**Task directions:**
Every line of the entries with the word "Aftabnagar" in it should be shown.

**The input:**
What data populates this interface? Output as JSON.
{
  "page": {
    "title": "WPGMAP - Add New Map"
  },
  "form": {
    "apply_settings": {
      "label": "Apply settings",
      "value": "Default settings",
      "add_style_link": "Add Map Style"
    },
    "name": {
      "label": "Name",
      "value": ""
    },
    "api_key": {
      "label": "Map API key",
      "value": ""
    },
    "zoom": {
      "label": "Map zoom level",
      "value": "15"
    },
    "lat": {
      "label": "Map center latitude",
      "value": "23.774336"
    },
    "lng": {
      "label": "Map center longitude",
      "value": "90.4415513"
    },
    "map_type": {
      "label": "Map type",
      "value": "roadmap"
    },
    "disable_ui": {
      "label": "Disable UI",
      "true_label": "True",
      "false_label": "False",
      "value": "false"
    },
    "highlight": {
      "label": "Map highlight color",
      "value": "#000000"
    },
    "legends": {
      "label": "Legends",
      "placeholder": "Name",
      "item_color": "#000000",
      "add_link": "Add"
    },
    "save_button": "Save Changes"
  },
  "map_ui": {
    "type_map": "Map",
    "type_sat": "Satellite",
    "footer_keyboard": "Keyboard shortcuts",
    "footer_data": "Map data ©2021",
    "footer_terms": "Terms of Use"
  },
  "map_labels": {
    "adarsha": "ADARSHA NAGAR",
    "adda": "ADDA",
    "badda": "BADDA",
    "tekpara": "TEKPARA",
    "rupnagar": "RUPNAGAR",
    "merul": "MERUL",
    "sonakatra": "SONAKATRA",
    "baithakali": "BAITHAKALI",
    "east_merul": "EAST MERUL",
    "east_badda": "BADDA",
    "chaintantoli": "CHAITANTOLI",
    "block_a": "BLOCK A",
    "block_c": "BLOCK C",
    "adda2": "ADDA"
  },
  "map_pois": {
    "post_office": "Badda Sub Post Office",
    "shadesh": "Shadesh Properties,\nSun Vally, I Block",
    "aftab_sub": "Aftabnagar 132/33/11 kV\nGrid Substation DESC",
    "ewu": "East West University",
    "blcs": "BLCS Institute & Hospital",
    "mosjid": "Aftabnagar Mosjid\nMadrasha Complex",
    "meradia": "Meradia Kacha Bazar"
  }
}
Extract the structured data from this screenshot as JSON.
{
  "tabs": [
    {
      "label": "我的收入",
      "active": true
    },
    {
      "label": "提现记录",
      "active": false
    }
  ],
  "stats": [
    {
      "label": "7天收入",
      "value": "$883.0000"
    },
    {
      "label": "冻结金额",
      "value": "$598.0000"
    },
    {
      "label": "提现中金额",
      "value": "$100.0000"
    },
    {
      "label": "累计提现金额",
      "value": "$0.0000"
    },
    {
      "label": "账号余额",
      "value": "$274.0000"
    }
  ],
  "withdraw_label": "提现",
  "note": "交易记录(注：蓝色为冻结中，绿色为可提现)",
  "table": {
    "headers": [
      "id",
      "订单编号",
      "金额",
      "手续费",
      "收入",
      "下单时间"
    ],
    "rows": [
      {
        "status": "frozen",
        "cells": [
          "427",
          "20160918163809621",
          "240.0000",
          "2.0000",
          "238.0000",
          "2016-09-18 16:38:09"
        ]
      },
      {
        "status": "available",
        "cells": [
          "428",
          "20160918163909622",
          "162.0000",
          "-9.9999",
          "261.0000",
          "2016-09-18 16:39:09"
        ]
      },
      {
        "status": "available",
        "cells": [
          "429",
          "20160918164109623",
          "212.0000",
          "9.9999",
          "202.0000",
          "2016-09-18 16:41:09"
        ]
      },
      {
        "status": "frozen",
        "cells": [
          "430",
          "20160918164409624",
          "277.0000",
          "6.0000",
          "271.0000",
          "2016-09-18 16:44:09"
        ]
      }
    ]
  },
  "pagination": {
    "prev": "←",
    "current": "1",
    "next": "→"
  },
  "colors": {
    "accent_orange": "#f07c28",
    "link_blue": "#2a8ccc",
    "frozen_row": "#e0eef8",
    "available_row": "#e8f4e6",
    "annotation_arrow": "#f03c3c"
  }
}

**Reply to the exercise:**
    "aftab_sub": "Aftabnagar 132/33/11 kV\nGrid Substation DESC",
    "mosjid": "Aftabnagar Mosjid\nMadrasha Complex",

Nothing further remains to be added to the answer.